Starting at the right hand side of the circuit, assume a current of 1A flows in resistor X, and work out the potential drops back to the voltage source. Then use scaling.

Let $I_x$ = 1 amp and find the corresponding V.

We can then use scaling to find $I_x$ when V = 14V.

Working right to left:

$I_x$= 1

Find the voltage at d

$V_d = I_x ( 4 + 2) $ = 6V

Find the voltage at c

$V_c = V_d + V_{cd} = V_d + 4I_{cd}$ (Kirchoff's voltage law)

$I_{cd} = I_{d} + I_{x}$ = $\frac{V_d}{6} + 1 = 2$ (Kirchoff's current law)

$V_c = 6V + 8V = 14V $

Find the voltage at b

$V_b= V_c + V_{bc} + (I_x + I_d + I_c)2 $

$I_x = 1$

$I_d = \frac{V_d}{6} = 1$

$I_c = \frac{V_c}{14} = 1$

$I_{bc} = I_c + I_{cd} = 3$(Kirchoff's current law)

$V_b = V_c + 4I_{bc} + 6 $ = $ 14 + 12 + 6 = 32V $(Kirchoff's voltage law)

Find the voltage at a

$V_a = V_b + V_{ab} = V_b + 4I_{ab}$

$I_{ab} = I_{bc} + I_b = 3 + \frac{32}{8} = 7$

$V_a = 32 + 28 = 6OV$

Find V when $I_x = 1$

V = $V_a + 4I_{0a}$

$I_{0a} = I_{ab} + \frac{V_a}{10} = 13A$

$V = 60 + 52 = 112V$

We know that in reality V = 14V

All loads are completely resistive, the relationship between voltage and current is therefore linear.

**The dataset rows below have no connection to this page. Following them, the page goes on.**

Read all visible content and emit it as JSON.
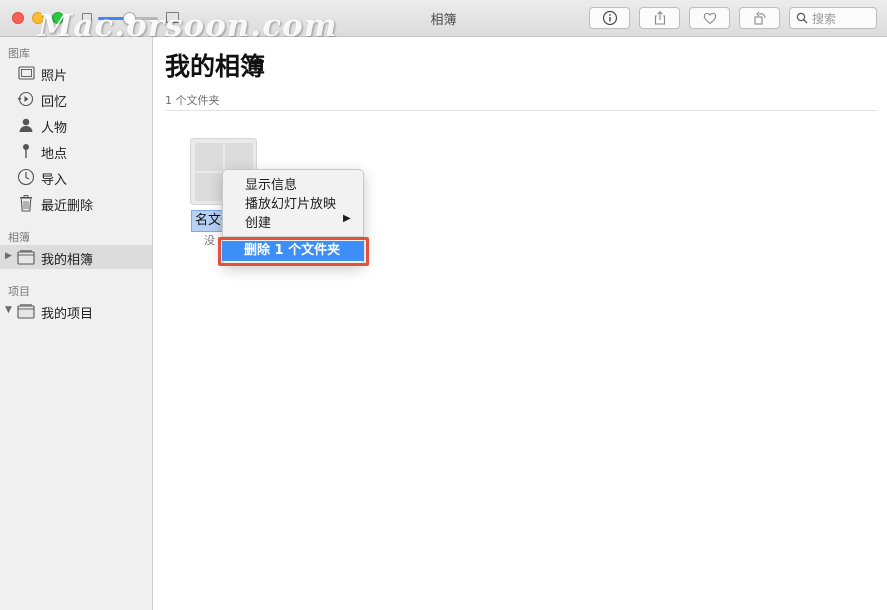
{
  "window": {
    "title": "相簿",
    "watermark": "Mac.orsoon.com",
    "zoom_level": 0.52
  },
  "toolbar": {
    "buttons": [
      {
        "name": "info-icon"
      },
      {
        "name": "share-icon"
      },
      {
        "name": "heart-icon"
      },
      {
        "name": "rotate-icon"
      }
    ],
    "search_placeholder": "搜索"
  },
  "sidebar": {
    "library_header": "图库",
    "library_items": [
      {
        "label": "照片",
        "icon": "photos-icon"
      },
      {
        "label": "回忆",
        "icon": "memories-icon"
      },
      {
        "label": "人物",
        "icon": "people-icon"
      },
      {
        "label": "地点",
        "icon": "places-icon"
      },
      {
        "label": "导入",
        "icon": "import-icon"
      },
      {
        "label": "最近删除",
        "icon": "trash-icon"
      }
    ],
    "albums_header": "相簿",
    "albums_items": [
      {
        "label": "我的相簿",
        "icon": "album-folder-icon",
        "selected": true,
        "expanded": false
      }
    ],
    "projects_header": "项目",
    "projects_items": [
      {
        "label": "我的项目",
        "icon": "project-folder-icon",
        "selected": false,
        "expanded": true
      }
    ]
  },
  "main": {
    "title": "我的相簿",
    "subtitle": "1 个文件夹",
    "folder": {
      "name_editing": "名文件",
      "status": "没"
    }
  },
  "context_menu": {
    "items": [
      {
        "label": "显示信息"
      },
      {
        "label": "播放幻灯片放映"
      },
      {
        "label": "创建",
        "submenu": true
      }
    ],
    "submenu_arrow": "▶",
    "selected_item": "删除 1 个文件夹",
    "highlight_color": "#e5503c",
    "selection_color": "#3d8ef6"
  },
  "colors": {
    "accent": "#3c87f4",
    "close": "#fc5f57",
    "minimize": "#fdbc2e",
    "maximize": "#28c840"
  }
}
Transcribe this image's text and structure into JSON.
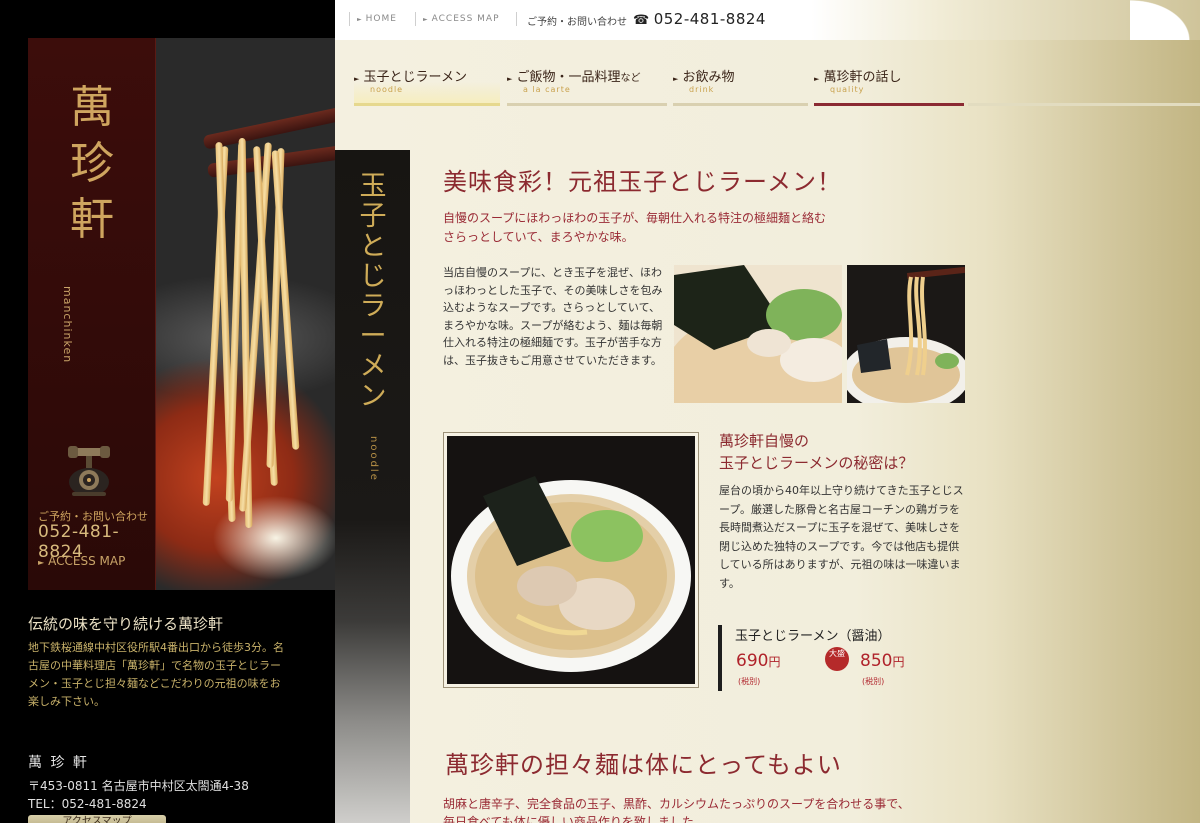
{
  "topbar": {
    "home": "HOME",
    "access": "ACCESS MAP",
    "reservation_label": "ご予約・お問い合わせ",
    "tel": "052-481-8824"
  },
  "nav": [
    {
      "label": "玉子とじラーメン",
      "small": "",
      "sub": "noodle"
    },
    {
      "label": "ご飯物・一品料理",
      "small": "など",
      "sub": "a la carte"
    },
    {
      "label": "お飲み物",
      "small": "",
      "sub": "drink"
    },
    {
      "label": "萬珍軒の話し",
      "small": "",
      "sub": "quality"
    }
  ],
  "sidebar": {
    "brand_kanji": "萬珍軒",
    "brand_romaji": "manchinken",
    "reservation_label": "ご予約・お問い合わせ",
    "tel": "052-481-8824",
    "access": "ACCESS MAP",
    "heading": "伝統の味を守り続ける萬珍軒",
    "description": "地下鉄桜通線中村区役所駅4番出口から徒歩3分。名古屋の中華料理店「萬珍軒」で名物の玉子とじラーメン・玉子とじ担々麺などこだわりの元祖の味をお楽しみ下さい。",
    "shop_name": "萬 珍 軒",
    "address": "〒453-0811 名古屋市中村区太閤通4-38",
    "tel_line": "TEL：052-481-8824",
    "button": "アクセスマップ"
  },
  "banner": {
    "title": "玉子とじラーメン",
    "sub": "noodle"
  },
  "main": {
    "headline": "美味食彩！元祖玉子とじラーメン！",
    "lead_line1": "自慢のスープにほわっほわの玉子が、毎朝仕入れる特注の極細麺と絡む",
    "lead_line2": "さらっとしていて、まろやかな味。",
    "body": "当店自慢のスープに、とき玉子を混ぜ、ほわっほわっとした玉子で、その美味しさを包み込むようなスープです。さらっとしていて、まろやかな味。スープが絡むよう、麺は毎朝仕入れる特注の極細麺です。玉子が苦手な方は、玉子抜きもご用意させていただきます。",
    "secret_title1": "萬珍軒自慢の",
    "secret_title2": "玉子とじラーメンの秘密は？",
    "secret_text": "屋台の頃から40年以上守り続けてきた玉子とじスープ。厳選した豚骨と名古屋コーチンの鶏ガラを長時間煮込だスープに玉子を混ぜて、美味しさを閉じ込めた独特のスープです。今では他店も提供している所はありますが、元祖の味は一味違います。",
    "price_name": "玉子とじラーメン（醤油）",
    "price1": "690",
    "price2": "850",
    "currency": "円",
    "tax": "(税別)",
    "oomori": "大盛",
    "section2_title": "萬珍軒の担々麺は体にとってもよい",
    "section2_line1": "胡麻と唐辛子、完全食品の玉子、黒酢、カルシウムたっぷりのスープを合わせる事で、",
    "section2_line2": "毎日食べても体に優しい商品作りを致しました。"
  },
  "colors": {
    "brand_red": "#8c2a30",
    "gold": "#cfa55f",
    "price_red": "#b0232b"
  }
}
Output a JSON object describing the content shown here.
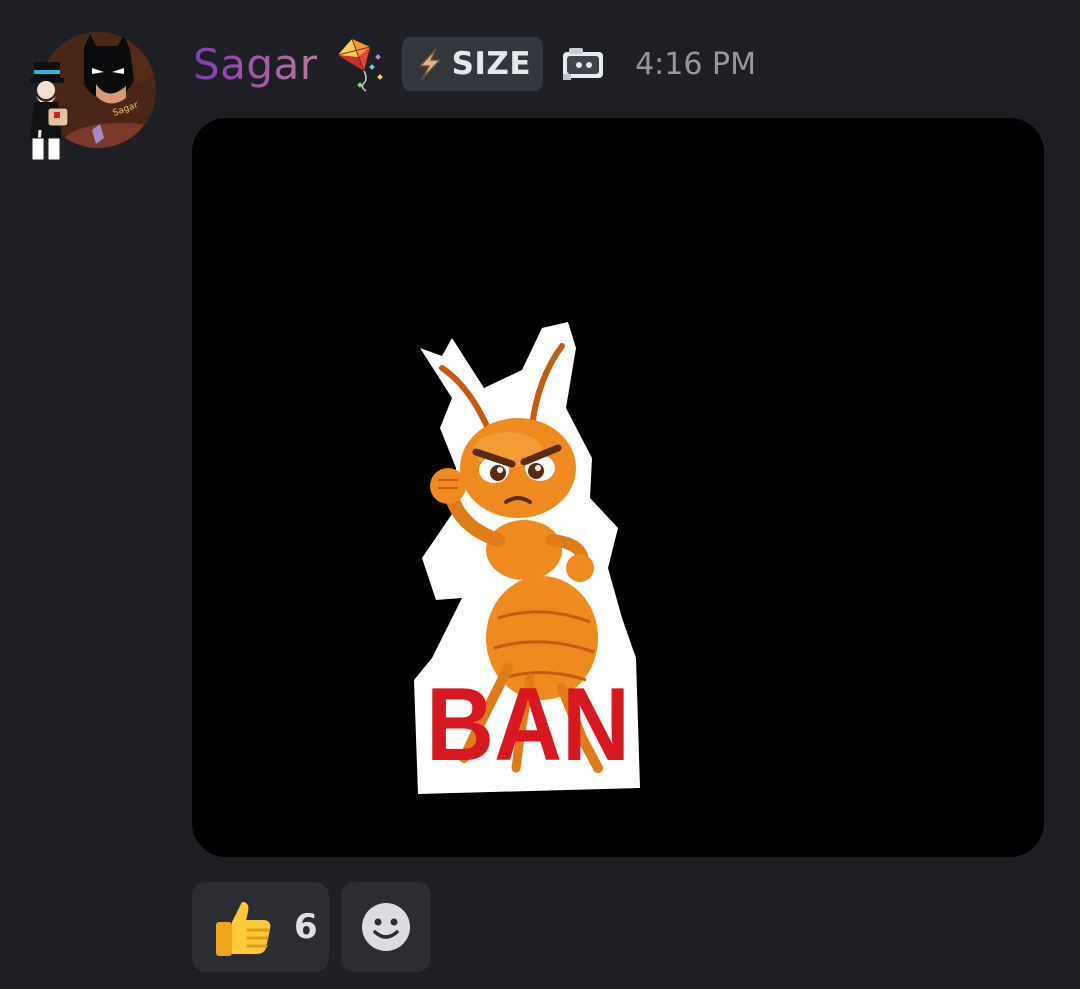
{
  "message": {
    "author": {
      "name": "Sagar",
      "name_gradient": [
        "#7d3bb5",
        "#b9799c"
      ],
      "avatar_icon": "batman-monopoly-avatar",
      "decoration_icon": "kite-icon"
    },
    "tag": {
      "icon": "lightning-icon",
      "label": "SIZE"
    },
    "badge_icon": "robot-icon",
    "timestamp": "4:16 PM",
    "attachment": {
      "sticker_text": "BAN",
      "sticker_icon": "angry-ant-sticker",
      "background": "#000000"
    },
    "reactions": [
      {
        "emoji": "thumbs-up-icon",
        "count": "6"
      }
    ],
    "add_reaction_icon": "smiley-icon"
  },
  "colors": {
    "background": "#1e1f25",
    "chip": "#2b2d33",
    "text_muted": "#96989e",
    "accent_red": "#d7191f",
    "ant_orange": "#ef8a1f"
  }
}
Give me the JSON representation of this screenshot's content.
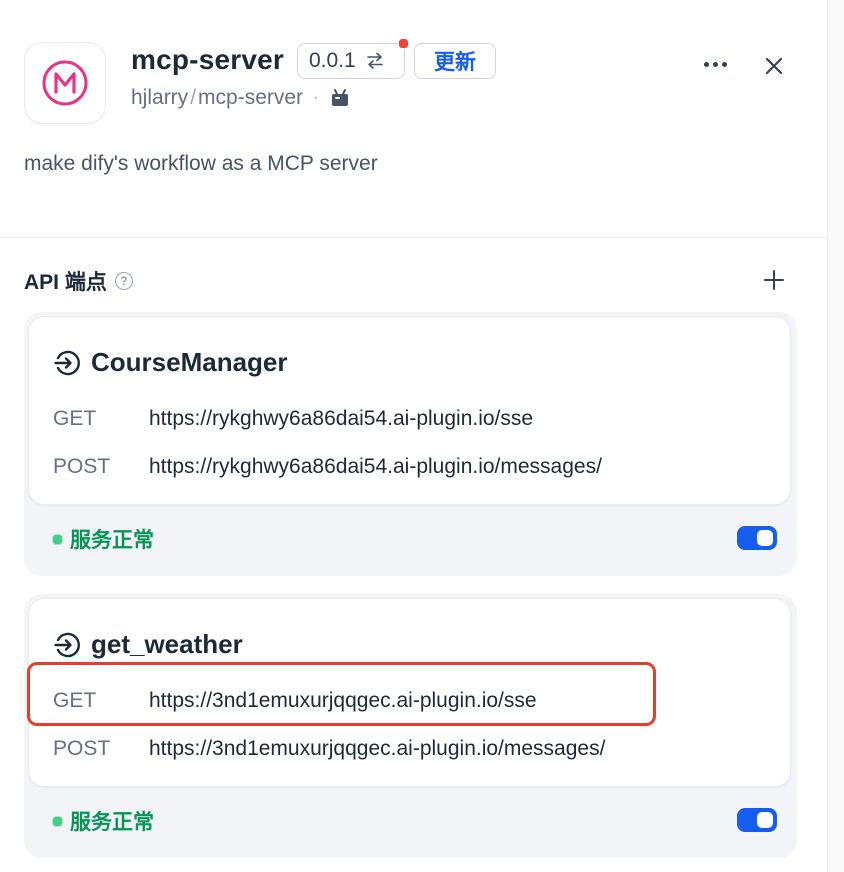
{
  "header": {
    "plugin_name": "mcp-server",
    "version": "0.0.1",
    "update_label": "更新",
    "author": "hjlarry",
    "separator": "/",
    "repo": "mcp-server",
    "logo_letter": "M"
  },
  "description": "make dify's workflow as a MCP server",
  "endpoints_section": {
    "title": "API 端点",
    "help": "?"
  },
  "endpoints": [
    {
      "name": "CourseManager",
      "urls": [
        {
          "method": "GET",
          "url": "https://rykghwy6a86dai54.ai-plugin.io/sse"
        },
        {
          "method": "POST",
          "url": "https://rykghwy6a86dai54.ai-plugin.io/messages/"
        }
      ],
      "status": "服务正常",
      "enabled": true
    },
    {
      "name": "get_weather",
      "urls": [
        {
          "method": "GET",
          "url": "https://3nd1emuxurjqqgec.ai-plugin.io/sse"
        },
        {
          "method": "POST",
          "url": "https://3nd1emuxurjqqgec.ai-plugin.io/messages/"
        }
      ],
      "status": "服务正常",
      "enabled": true
    }
  ],
  "colors": {
    "brand_pink": "#e8338b",
    "accent_blue": "#155eef",
    "status_green": "#079455",
    "highlight_red": "#e53e2a"
  }
}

The current which would have given a voltage of 14 V is therefore 1 x $\frac{14}{112}$= 0.125 A

$I_x$ = 0.125 A